As Albert, Skersis and Filippov write in their explanatory text, “Different artists give different answers to the question: ’What is art?’ For an icon painter Andrey Rublev, it is a window into the other world. For a Renaissance artist (like Leonardo), it is a scientific discipline closely linked to other sciences, such as physics, anatomy, geology, etc. For an abstract expressionist Jackson Pollock, an opportunity for self-expression. The number of such answers, each one of them representing an individual or collective model of art, could, of course, be substantially extended.” Cupidon Group, in turn, offers its own artistic model, which exists as a unity of its members’ individual models.
The exhibition hall at Skaryatinsky Pereulok features Victor Skersis’ works dating from different periods. These represent his classical objects of the late 1970s — early 1980s, as well as paintings and photographs from different years. The artist felt it to be especially important that the works now appear together: his earlier and later art is based on different principles, which turns the installation as a whole into a dialogue of artistic models in the context of his individual oeuvre. In the exhibition hall at Mytnaya Ulitsa, on the other hand, we witness a dialogue between the artistic models of all the group members. In this way, the project ’Show and Tell.

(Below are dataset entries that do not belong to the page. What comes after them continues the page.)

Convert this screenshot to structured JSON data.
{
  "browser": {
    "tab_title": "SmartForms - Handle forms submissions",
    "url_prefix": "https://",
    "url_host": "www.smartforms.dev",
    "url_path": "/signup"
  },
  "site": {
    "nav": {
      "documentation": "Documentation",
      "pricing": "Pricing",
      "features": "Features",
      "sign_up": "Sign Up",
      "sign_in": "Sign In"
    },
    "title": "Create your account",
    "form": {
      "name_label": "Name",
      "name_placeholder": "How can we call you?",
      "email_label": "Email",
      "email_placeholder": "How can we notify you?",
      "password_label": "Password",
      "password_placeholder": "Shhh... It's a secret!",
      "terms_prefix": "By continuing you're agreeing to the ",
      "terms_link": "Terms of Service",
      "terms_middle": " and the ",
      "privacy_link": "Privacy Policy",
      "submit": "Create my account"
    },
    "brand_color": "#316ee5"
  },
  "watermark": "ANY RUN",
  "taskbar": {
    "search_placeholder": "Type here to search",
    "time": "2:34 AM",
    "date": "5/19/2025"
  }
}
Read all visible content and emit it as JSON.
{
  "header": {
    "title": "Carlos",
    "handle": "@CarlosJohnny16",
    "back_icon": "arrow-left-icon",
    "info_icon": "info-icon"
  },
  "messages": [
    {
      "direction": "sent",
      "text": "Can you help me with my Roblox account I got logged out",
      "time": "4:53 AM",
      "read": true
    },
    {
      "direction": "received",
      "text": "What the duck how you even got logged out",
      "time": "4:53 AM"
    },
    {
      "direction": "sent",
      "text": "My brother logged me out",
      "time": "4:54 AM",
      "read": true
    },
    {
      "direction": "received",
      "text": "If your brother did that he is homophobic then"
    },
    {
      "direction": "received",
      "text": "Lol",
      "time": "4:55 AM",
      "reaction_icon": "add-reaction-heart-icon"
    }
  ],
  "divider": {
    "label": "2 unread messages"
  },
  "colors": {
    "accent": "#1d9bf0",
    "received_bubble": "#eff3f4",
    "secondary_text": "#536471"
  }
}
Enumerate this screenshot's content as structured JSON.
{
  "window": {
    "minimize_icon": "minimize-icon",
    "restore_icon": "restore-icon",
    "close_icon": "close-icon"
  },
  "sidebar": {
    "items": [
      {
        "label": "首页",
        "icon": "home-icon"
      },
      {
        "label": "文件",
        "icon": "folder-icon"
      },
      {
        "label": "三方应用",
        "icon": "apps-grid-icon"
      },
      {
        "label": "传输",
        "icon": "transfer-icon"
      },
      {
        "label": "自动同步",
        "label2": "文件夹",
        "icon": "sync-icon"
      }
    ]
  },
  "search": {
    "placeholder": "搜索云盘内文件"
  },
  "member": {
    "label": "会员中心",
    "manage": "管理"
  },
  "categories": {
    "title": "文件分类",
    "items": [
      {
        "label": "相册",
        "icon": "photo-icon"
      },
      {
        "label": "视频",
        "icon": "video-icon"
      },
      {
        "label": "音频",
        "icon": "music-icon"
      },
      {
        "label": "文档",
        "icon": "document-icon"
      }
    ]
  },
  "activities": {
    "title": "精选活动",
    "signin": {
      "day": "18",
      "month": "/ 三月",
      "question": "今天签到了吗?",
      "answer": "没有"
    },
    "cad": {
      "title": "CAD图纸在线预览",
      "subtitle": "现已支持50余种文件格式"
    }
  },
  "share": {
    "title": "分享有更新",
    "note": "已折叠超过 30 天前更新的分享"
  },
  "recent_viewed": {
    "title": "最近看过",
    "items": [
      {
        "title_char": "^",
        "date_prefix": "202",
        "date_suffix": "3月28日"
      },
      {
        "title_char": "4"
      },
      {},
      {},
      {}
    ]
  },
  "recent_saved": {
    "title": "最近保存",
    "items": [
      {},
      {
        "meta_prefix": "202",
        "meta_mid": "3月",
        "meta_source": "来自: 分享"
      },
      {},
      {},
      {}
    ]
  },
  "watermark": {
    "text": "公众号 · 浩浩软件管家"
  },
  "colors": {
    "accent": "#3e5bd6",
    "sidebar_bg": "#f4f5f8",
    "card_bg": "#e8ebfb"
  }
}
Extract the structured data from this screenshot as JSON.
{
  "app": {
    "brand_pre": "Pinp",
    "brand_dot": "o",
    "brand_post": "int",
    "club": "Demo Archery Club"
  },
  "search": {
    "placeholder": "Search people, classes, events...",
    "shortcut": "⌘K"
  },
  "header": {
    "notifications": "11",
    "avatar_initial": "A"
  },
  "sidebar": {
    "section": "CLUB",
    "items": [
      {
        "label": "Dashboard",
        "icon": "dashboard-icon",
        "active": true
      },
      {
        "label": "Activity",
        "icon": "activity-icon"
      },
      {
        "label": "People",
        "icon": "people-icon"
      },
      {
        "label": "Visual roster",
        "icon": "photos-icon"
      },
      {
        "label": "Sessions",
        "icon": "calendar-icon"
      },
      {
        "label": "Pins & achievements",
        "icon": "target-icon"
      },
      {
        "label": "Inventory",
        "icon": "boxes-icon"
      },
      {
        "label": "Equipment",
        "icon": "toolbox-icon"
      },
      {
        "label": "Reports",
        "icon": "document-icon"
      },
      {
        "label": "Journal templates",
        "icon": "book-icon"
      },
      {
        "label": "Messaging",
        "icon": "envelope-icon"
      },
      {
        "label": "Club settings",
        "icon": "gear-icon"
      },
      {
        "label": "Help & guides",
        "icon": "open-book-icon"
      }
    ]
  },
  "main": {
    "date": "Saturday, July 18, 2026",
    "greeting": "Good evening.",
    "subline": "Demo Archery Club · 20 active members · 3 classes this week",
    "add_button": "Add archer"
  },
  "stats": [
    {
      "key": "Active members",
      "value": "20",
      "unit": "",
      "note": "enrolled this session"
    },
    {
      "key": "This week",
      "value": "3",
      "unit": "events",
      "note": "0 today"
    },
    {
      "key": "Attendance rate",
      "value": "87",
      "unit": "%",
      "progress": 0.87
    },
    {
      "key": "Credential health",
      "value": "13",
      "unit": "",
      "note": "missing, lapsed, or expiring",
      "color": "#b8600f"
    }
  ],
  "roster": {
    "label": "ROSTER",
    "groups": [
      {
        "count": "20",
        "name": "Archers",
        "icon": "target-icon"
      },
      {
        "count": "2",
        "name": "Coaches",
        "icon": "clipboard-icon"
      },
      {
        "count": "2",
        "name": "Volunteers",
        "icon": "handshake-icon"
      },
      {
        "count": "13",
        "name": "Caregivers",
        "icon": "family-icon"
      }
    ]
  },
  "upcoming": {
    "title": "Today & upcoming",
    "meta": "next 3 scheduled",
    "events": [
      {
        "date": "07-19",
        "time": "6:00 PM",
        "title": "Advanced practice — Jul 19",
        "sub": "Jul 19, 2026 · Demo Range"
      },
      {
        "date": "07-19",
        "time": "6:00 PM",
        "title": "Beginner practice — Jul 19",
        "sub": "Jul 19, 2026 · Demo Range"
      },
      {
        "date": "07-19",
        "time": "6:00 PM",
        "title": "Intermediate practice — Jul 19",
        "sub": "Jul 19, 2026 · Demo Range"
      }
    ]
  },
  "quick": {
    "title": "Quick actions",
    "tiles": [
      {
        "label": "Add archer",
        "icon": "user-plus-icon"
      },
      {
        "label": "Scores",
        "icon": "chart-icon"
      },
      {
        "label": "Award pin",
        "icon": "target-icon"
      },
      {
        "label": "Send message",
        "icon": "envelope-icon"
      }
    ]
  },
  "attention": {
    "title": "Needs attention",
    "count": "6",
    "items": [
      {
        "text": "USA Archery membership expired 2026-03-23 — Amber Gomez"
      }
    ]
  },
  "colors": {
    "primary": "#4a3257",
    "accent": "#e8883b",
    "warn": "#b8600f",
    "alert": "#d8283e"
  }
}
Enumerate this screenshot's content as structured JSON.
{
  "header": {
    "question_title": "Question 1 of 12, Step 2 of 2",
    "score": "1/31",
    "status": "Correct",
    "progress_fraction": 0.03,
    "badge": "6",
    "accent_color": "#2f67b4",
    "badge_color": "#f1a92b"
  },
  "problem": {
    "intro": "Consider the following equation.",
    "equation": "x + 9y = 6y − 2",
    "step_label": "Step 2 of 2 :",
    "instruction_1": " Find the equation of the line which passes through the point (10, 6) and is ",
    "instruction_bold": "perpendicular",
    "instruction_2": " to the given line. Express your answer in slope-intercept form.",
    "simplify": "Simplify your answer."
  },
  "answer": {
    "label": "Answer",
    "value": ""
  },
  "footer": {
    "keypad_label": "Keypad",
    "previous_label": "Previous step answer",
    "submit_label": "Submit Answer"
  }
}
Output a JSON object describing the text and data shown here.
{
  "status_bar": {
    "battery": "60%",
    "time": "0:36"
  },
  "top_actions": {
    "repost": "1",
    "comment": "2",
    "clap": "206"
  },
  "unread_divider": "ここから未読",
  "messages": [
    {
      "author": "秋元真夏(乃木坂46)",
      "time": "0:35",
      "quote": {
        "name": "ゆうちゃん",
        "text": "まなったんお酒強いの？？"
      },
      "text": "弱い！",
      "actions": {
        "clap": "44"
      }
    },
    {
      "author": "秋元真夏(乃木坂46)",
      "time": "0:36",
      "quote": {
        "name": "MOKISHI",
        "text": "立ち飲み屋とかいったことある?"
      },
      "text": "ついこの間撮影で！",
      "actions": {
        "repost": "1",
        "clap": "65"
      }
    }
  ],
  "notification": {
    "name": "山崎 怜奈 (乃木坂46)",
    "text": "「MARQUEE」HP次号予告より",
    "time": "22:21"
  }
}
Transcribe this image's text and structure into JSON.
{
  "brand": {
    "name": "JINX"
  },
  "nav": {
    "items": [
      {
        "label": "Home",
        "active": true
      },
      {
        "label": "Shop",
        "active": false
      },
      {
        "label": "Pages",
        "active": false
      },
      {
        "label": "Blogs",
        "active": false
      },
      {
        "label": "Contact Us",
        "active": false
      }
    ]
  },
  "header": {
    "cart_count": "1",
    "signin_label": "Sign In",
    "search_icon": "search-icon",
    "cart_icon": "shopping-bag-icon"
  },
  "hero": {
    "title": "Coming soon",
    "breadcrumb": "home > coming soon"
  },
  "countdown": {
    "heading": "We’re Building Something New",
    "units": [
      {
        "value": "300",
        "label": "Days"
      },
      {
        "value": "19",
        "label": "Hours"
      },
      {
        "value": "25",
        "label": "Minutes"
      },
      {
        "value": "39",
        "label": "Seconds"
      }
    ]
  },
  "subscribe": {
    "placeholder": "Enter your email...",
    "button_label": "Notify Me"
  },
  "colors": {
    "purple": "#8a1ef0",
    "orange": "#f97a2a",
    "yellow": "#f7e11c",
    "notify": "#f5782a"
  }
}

Artist and His Model’ represents a kind of an exhibition diptych and provides a view into the world of individual-cum-collective type of an artistic activity “perceived as a dialogue and a competition of different models of art.” Each participant of such a dialogue utters “his own words”, but none of them knows in advance where the “conversation” will lead them in the end.
The resulting product is an installation where each individual system interacts with other systems in an unpredictable way, transforming itself, much like a theme in a jazz improvisation. Textual pieces by Yuri Albert, dealing, as always, with his own oeuvre, act as a backdrop to Victor Skersis’ monumental “confessionary cabins”. The cabins are placed along the edge of the “infernal pool” by Andrey Filippov (a homage to the Water Lilies cycle by Claude Monet, his last work before his death). The latter piece creates an association with the three coffins appearing in the exhibition hall’s showcase, another work by Yuri Albert (Who’s Afraid of Red, Yellow and Blue?) citing masterpieces by Alexander Rodchenko, Barnett Newman, etc.
Albert, Skersis and Filippov belong to the Moscow conceptualist school. This artistic movement constituted a core of the Soviet unofficial art in the 1970s-early 1990s. While in the 1990s-2000s conceptualism gave way to new aesthetic trends on the Moscow art scene, the most recent period has seen an extremely interesting phenomenon of its renaissance, with the Cupidon group (whose inception, in strictly formal terms, could be dated to 2008) taking the active part in this process. The comeback of the movement’s veterans to the Moscow scene is going in parallel with renewed interest in conceptualist practices appearing in the oeuvre of the last generation of Russian artists.